== Segment start ==
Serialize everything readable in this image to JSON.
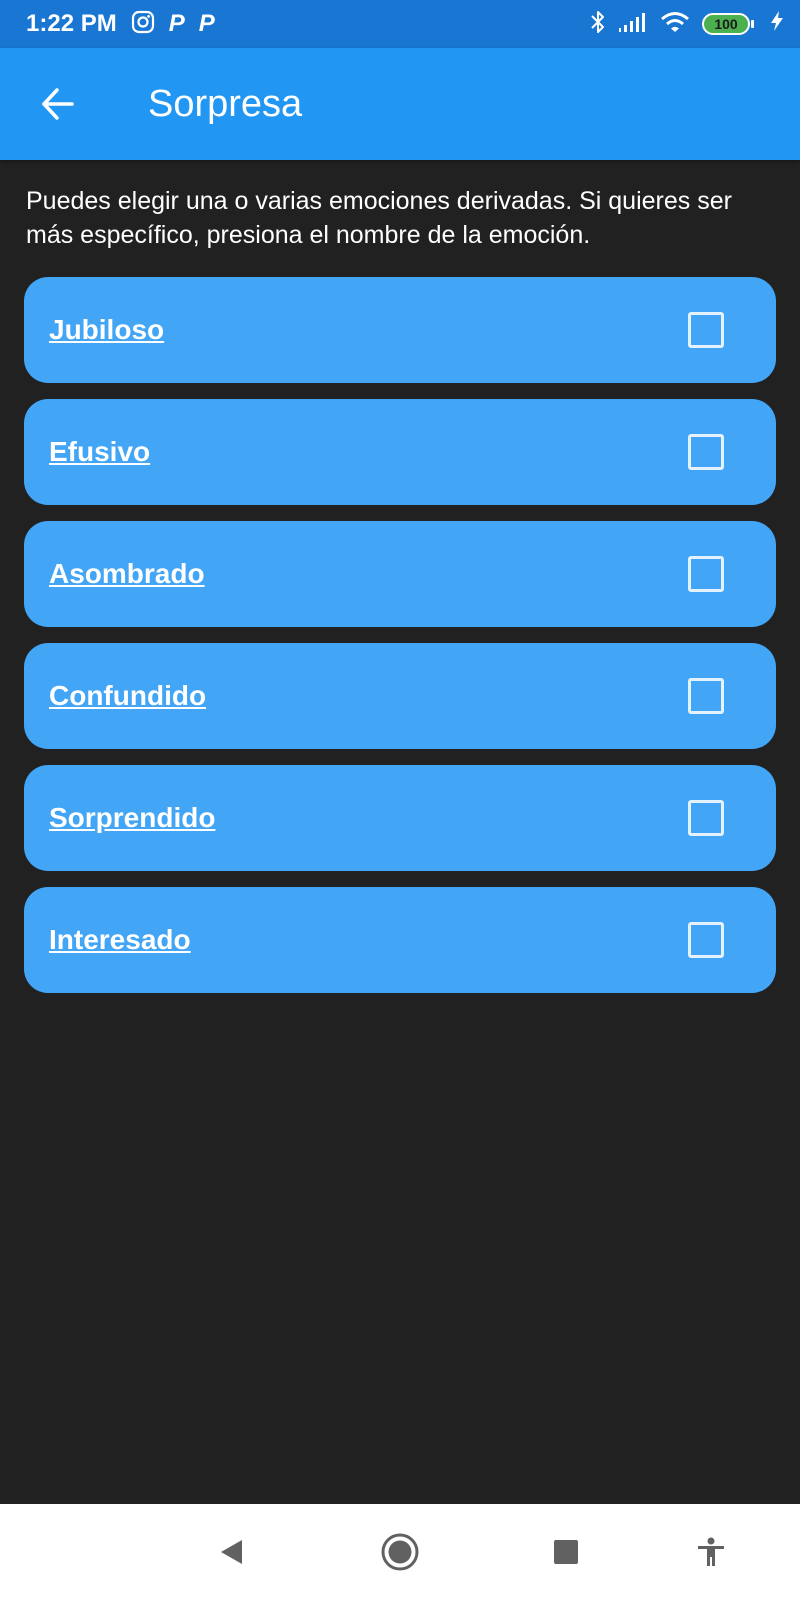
{
  "status_bar": {
    "time": "1:22 PM",
    "battery": "100",
    "left_icons": [
      "instagram-icon",
      "p-app-icon",
      "p-app-icon"
    ],
    "p_glyph": "P",
    "right_icons": [
      "bluetooth-icon",
      "signal-icon",
      "wifi-icon",
      "battery-icon",
      "charging-icon"
    ]
  },
  "app_bar": {
    "title": "Sorpresa",
    "back_icon": "arrow-back-icon"
  },
  "instructions": "Puedes elegir una o varias emociones derivadas. Si quieres ser más específico, presiona el nombre de la emoción.",
  "emotions": [
    {
      "label": "Jubiloso",
      "checked": false
    },
    {
      "label": "Efusivo",
      "checked": false
    },
    {
      "label": "Asombrado",
      "checked": false
    },
    {
      "label": "Confundido",
      "checked": false
    },
    {
      "label": "Sorprendido",
      "checked": false
    },
    {
      "label": "Interesado",
      "checked": false
    }
  ],
  "nav_bar": {
    "buttons": [
      "back-triangle-icon",
      "home-circle-icon",
      "recents-square-icon",
      "accessibility-icon"
    ]
  },
  "colors": {
    "status_bar": "#1976D2",
    "app_bar": "#2196F3",
    "background": "#212121",
    "card": "#42A5F5",
    "checkbox_border": "#E3F2FD",
    "battery": "#4CAF50",
    "nav_bar": "#FFFFFF",
    "nav_icon": "#616161"
  }
}
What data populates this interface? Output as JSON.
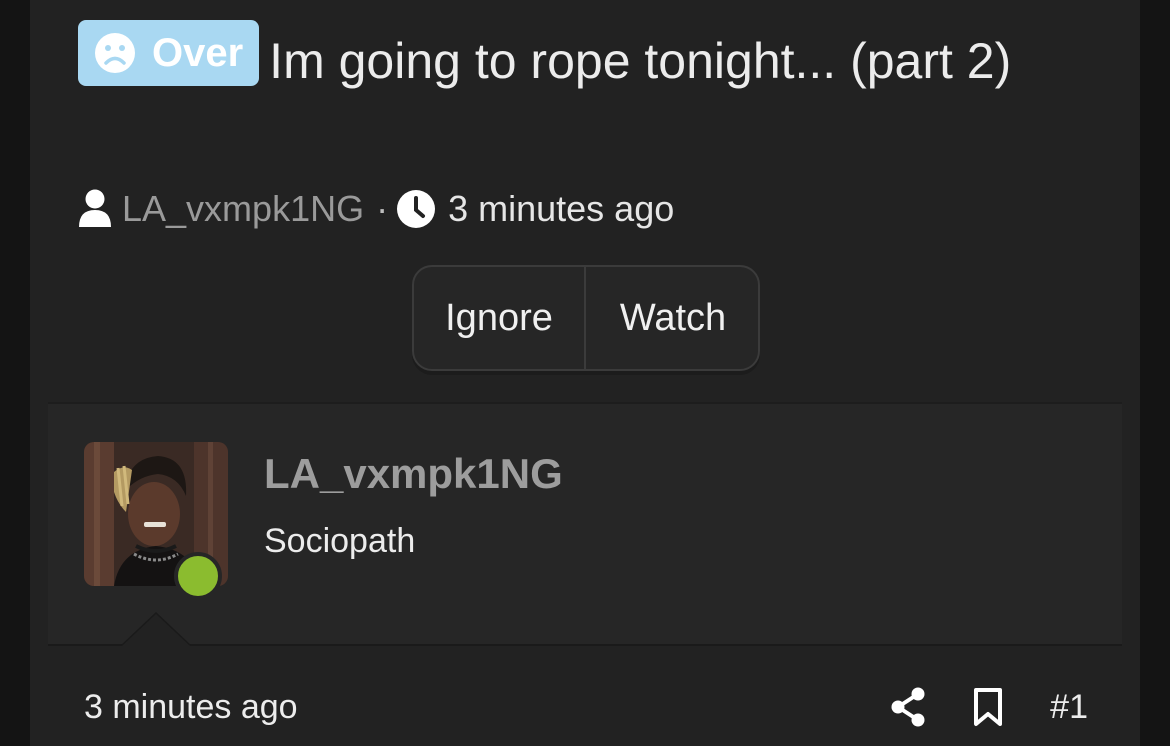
{
  "thread": {
    "prefix_label": "Over",
    "prefix_color": "#a9d8f2",
    "prefix_icon": "sad-face-icon",
    "title": "Im going to rope tonight... (part 2)",
    "author": "LA_vxmpk1NG",
    "separator": "·",
    "posted": "3 minutes ago"
  },
  "actions": {
    "ignore_label": "Ignore",
    "watch_label": "Watch"
  },
  "post": {
    "username": "LA_vxmpk1NG",
    "user_title": "Sociopath",
    "online_color": "#8bbc2f",
    "time": "3 minutes ago",
    "share_icon": "share-icon",
    "bookmark_icon": "bookmark-icon",
    "number": "#1"
  }
}
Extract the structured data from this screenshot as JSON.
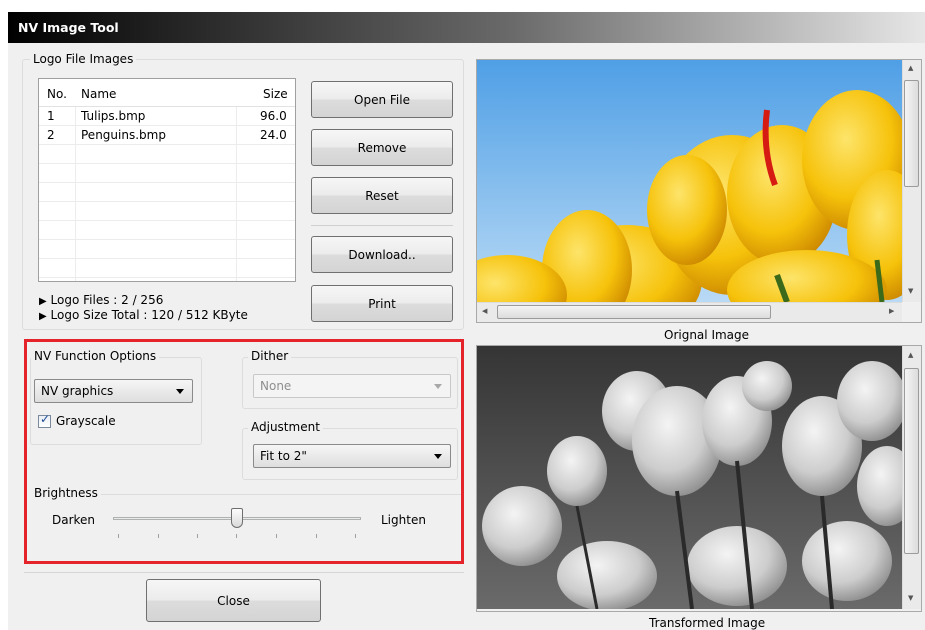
{
  "window": {
    "title": "NV Image Tool"
  },
  "logo_group": {
    "label": "Logo File Images",
    "columns": [
      "No.",
      "Name",
      "Size"
    ],
    "rows": [
      {
        "no": "1",
        "name": "Tulips.bmp",
        "size": "96.0"
      },
      {
        "no": "2",
        "name": "Penguins.bmp",
        "size": "24.0"
      }
    ],
    "logo_files": "Logo Files : 2 / 256",
    "logo_size_total": "Logo Size Total : 120 / 512 KByte"
  },
  "buttons": {
    "open_file": "Open File",
    "remove": "Remove",
    "reset": "Reset",
    "download": "Download..",
    "print": "Print",
    "close": "Close"
  },
  "nv_function": {
    "label": "NV Function Options",
    "selected": "NV graphics",
    "grayscale_label": "Grayscale",
    "grayscale_checked": true
  },
  "dither": {
    "label": "Dither",
    "selected": "None",
    "enabled": false
  },
  "adjustment": {
    "label": "Adjustment",
    "selected": "Fit to 2\""
  },
  "brightness": {
    "label": "Brightness",
    "min_label": "Darken",
    "max_label": "Lighten",
    "level": 0.5
  },
  "images": {
    "original_caption": "Orignal Image",
    "transformed_caption": "Transformed Image"
  },
  "colors": {
    "highlight": "#e4232a",
    "tulip_yellow": "#f6c20a",
    "sky_blue": "#5fa8e8"
  },
  "icons": {
    "bullet": "triangle-right-icon",
    "check": "check-icon",
    "dropdown": "chevron-down-icon"
  }
}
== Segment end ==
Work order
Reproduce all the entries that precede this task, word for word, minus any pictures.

Task result
Serialize everything readable in this image to JSON.
{
  "status_bar": {
    "time": "1:22 PM",
    "battery": "100",
    "left_icons": [
      "instagram-icon",
      "p-app-icon",
      "p-app-icon"
    ],
    "p_glyph": "P",
    "right_icons": [
      "bluetooth-icon",
      "signal-icon",
      "wifi-icon",
      "battery-icon",
      "charging-icon"
    ]
  },
  "app_bar": {
    "title": "Sorpresa",
    "back_icon": "arrow-back-icon"
  },
  "instructions": "Puedes elegir una o varias emociones derivadas. Si quieres ser más específico, presiona el nombre de la emoción.",
  "emotions": [
    {
      "label": "Jubiloso",
      "checked": false
    },
    {
      "label": "Efusivo",
      "checked": false
    },
    {
      "label": "Asombrado",
      "checked": false
    },
    {
      "label": "Confundido",
      "checked": false
    },
    {
      "label": "Sorprendido",
      "checked": false
    },
    {
      "label": "Interesado",
      "checked": false
    }
  ],
  "nav_bar": {
    "buttons": [
      "back-triangle-icon",
      "home-circle-icon",
      "recents-square-icon",
      "accessibility-icon"
    ]
  },
  "colors": {
    "status_bar": "#1976D2",
    "app_bar": "#2196F3",
    "background": "#212121",
    "card": "#42A5F5",
    "checkbox_border": "#E3F2FD",
    "battery": "#4CAF50",
    "nav_bar": "#FFFFFF",
    "nav_icon": "#616161"
  }
}
What data populates this interface? Output as JSON.
{
  "thread": {
    "prefix_label": "Over",
    "prefix_color": "#a9d8f2",
    "prefix_icon": "sad-face-icon",
    "title": "Im going to rope tonight... (part 2)",
    "author": "LA_vxmpk1NG",
    "separator": "·",
    "posted": "3 minutes ago"
  },
  "actions": {
    "ignore_label": "Ignore",
    "watch_label": "Watch"
  },
  "post": {
    "username": "LA_vxmpk1NG",
    "user_title": "Sociopath",
    "online_color": "#8bbc2f",
    "time": "3 minutes ago",
    "share_icon": "share-icon",
    "bookmark_icon": "bookmark-icon",
    "number": "#1"
  }
}
Extract the structured data from this screenshot as JSON.
{
  "window": {
    "title": "NV Image Tool"
  },
  "logo_group": {
    "label": "Logo File Images",
    "columns": [
      "No.",
      "Name",
      "Size"
    ],
    "rows": [
      {
        "no": "1",
        "name": "Tulips.bmp",
        "size": "96.0"
      },
      {
        "no": "2",
        "name": "Penguins.bmp",
        "size": "24.0"
      }
    ],
    "logo_files": "Logo Files : 2 / 256",
    "logo_size_total": "Logo Size Total : 120 / 512 KByte"
  },
  "buttons": {
    "open_file": "Open File",
    "remove": "Remove",
    "reset": "Reset",
    "download": "Download..",
    "print": "Print",
    "close": "Close"
  },
  "nv_function": {
    "label": "NV Function Options",
    "selected": "NV graphics",
    "grayscale_label": "Grayscale",
    "grayscale_checked": true
  },
  "dither": {
    "label": "Dither",
    "selected": "None",
    "enabled": false
  },
  "adjustment": {
    "label": "Adjustment",
    "selected": "Fit to 2\""
  },
  "brightness": {
    "label": "Brightness",
    "min_label": "Darken",
    "max_label": "Lighten",
    "level": 0.5
  },
  "images": {
    "original_caption": "Orignal Image",
    "transformed_caption": "Transformed Image"
  },
  "colors": {
    "highlight": "#e4232a",
    "tulip_yellow": "#f6c20a",
    "sky_blue": "#5fa8e8"
  },
  "icons": {
    "bullet": "triangle-right-icon",
    "check": "check-icon",
    "dropdown": "chevron-down-icon"
  }
}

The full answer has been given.